[Entries from a dataset of interfaces]

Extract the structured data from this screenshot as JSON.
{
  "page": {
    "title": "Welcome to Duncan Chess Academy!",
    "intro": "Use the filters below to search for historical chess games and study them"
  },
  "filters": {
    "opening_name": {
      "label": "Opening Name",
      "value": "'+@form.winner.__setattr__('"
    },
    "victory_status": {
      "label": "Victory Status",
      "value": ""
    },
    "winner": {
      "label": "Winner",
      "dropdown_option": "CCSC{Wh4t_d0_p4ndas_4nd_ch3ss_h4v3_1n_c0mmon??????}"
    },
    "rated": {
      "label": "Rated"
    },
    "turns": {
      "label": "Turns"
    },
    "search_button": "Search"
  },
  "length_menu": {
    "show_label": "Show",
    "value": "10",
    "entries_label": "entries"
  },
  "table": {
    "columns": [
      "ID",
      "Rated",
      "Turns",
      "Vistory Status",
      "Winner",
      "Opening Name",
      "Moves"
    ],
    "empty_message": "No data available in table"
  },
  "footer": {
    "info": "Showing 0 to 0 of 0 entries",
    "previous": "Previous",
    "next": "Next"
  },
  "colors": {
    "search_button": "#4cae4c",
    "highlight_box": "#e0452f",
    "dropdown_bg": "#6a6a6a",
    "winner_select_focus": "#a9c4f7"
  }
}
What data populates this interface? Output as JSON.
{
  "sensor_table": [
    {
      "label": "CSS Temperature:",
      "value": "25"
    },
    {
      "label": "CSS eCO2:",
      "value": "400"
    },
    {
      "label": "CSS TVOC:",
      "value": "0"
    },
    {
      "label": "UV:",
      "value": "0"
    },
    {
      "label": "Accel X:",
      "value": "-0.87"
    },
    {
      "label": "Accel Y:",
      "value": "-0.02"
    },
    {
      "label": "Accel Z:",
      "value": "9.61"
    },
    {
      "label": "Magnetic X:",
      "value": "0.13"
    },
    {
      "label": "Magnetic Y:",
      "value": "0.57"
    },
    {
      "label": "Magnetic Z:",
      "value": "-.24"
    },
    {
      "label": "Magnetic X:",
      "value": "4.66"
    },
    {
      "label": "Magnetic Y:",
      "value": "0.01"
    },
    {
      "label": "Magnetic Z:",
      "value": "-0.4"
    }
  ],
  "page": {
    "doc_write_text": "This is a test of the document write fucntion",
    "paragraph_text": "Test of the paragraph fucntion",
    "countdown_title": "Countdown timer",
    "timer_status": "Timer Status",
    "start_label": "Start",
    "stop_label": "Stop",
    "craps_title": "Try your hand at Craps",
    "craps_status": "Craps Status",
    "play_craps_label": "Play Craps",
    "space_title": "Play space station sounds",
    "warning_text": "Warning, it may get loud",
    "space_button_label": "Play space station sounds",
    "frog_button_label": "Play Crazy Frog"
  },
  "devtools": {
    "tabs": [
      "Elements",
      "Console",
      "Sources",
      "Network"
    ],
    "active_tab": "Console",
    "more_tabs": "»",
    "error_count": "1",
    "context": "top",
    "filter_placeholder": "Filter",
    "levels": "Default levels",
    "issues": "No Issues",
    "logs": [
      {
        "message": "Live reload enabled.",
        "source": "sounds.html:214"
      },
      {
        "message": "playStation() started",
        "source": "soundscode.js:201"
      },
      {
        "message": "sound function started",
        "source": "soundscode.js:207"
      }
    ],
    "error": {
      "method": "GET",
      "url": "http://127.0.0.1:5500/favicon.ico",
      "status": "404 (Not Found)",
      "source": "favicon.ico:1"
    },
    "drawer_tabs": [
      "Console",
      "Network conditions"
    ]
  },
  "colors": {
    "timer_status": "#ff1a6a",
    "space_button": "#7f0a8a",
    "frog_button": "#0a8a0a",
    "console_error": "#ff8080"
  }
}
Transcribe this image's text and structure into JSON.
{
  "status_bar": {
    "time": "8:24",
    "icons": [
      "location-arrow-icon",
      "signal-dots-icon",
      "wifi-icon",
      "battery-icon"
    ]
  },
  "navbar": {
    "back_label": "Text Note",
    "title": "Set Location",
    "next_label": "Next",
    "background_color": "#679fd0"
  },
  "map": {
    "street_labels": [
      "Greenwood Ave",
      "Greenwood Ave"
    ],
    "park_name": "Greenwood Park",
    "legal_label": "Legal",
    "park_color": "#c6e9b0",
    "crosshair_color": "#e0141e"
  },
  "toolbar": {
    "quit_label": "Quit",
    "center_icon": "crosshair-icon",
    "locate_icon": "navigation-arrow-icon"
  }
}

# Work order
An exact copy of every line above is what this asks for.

# Answer section
Extract the structured data from this screenshot as JSON.
{
  "page": {
    "title": "Welcome to Duncan Chess Academy!",
    "intro": "Use the filters below to search for historical chess games and study them"
  },
  "filters": {
    "opening_name": {
      "label": "Opening Name",
      "value": "'+@form.winner.__setattr__('"
    },
    "victory_status": {
      "label": "Victory Status",
      "value": ""
    },
    "winner": {
      "label": "Winner",
      "dropdown_option": "CCSC{Wh4t_d0_p4ndas_4nd_ch3ss_h4v3_1n_c0mmon??????}"
    },
    "rated": {
      "label": "Rated"
    },
    "turns": {
      "label": "Turns"
    },
    "search_button": "Search"
  },
  "length_menu": {
    "show_label": "Show",
    "value": "10",
    "entries_label": "entries"
  },
  "table": {
    "columns": [
      "ID",
      "Rated",
      "Turns",
      "Vistory Status",
      "Winner",
      "Opening Name",
      "Moves"
    ],
    "empty_message": "No data available in table"
  },
  "footer": {
    "info": "Showing 0 to 0 of 0 entries",
    "previous": "Previous",
    "next": "Next"
  },
  "colors": {
    "search_button": "#4cae4c",
    "highlight_box": "#e0452f",
    "dropdown_bg": "#6a6a6a",
    "winner_select_focus": "#a9c4f7"
  }
}
What data populates this interface? Output as JSON.
{
  "sensor_table": [
    {
      "label": "CSS Temperature:",
      "value": "25"
    },
    {
      "label": "CSS eCO2:",
      "value": "400"
    },
    {
      "label": "CSS TVOC:",
      "value": "0"
    },
    {
      "label": "UV:",
      "value": "0"
    },
    {
      "label": "Accel X:",
      "value": "-0.87"
    },
    {
      "label": "Accel Y:",
      "value": "-0.02"
    },
    {
      "label": "Accel Z:",
      "value": "9.61"
    },
    {
      "label": "Magnetic X:",
      "value": "0.13"
    },
    {
      "label": "Magnetic Y:",
      "value": "0.57"
    },
    {
      "label": "Magnetic Z:",
      "value": "-.24"
    },
    {
      "label": "Magnetic X:",
      "value": "4.66"
    },
    {
      "label": "Magnetic Y:",
      "value": "0.01"
    },
    {
      "label": "Magnetic Z:",
      "value": "-0.4"
    }
  ],
  "page": {
    "doc_write_text": "This is a test of the document write fucntion",
    "paragraph_text": "Test of the paragraph fucntion",
    "countdown_title": "Countdown timer",
    "timer_status": "Timer Status",
    "start_label": "Start",
    "stop_label": "Stop",
    "craps_title": "Try your hand at Craps",
    "craps_status": "Craps Status",
    "play_craps_label": "Play Craps",
    "space_title": "Play space station sounds",
    "warning_text": "Warning, it may get loud",
    "space_button_label": "Play space station sounds",
    "frog_button_label": "Play Crazy Frog"
  },
  "devtools": {
    "tabs": [
      "Elements",
      "Console",
      "Sources",
      "Network"
    ],
    "active_tab": "Console",
    "more_tabs": "»",
    "error_count": "1",
    "context": "top",
    "filter_placeholder": "Filter",
    "levels": "Default levels",
    "issues": "No Issues",
    "logs": [
      {
        "message": "Live reload enabled.",
        "source": "sounds.html:214"
      },
      {
        "message": "playStation() started",
        "source": "soundscode.js:201"
      },
      {
        "message": "sound function started",
        "source": "soundscode.js:207"
      }
    ],
    "error": {
      "method": "GET",
      "url": "http://127.0.0.1:5500/favicon.ico",
      "status": "404 (Not Found)",
      "source": "favicon.ico:1"
    },
    "drawer_tabs": [
      "Console",
      "Network conditions"
    ]
  },
  "colors": {
    "timer_status": "#ff1a6a",
    "space_button": "#7f0a8a",
    "frog_button": "#0a8a0a",
    "console_error": "#ff8080"
  }
}
Transcribe this image's text and structure into JSON.
{
  "status_bar": {
    "time": "8:24",
    "icons": [
      "location-arrow-icon",
      "signal-dots-icon",
      "wifi-icon",
      "battery-icon"
    ]
  },
  "navbar": {
    "back_label": "Text Note",
    "title": "Set Location",
    "next_label": "Next",
    "background_color": "#679fd0"
  },
  "map": {
    "street_labels": [
      "Greenwood Ave",
      "Greenwood Ave"
    ],
    "park_name": "Greenwood Park",
    "legal_label": "Legal",
    "park_color": "#c6e9b0",
    "crosshair_color": "#e0141e"
  },
  "toolbar": {
    "quit_label": "Quit",
    "center_icon": "crosshair-icon",
    "locate_icon": "navigation-arrow-icon"
  }
}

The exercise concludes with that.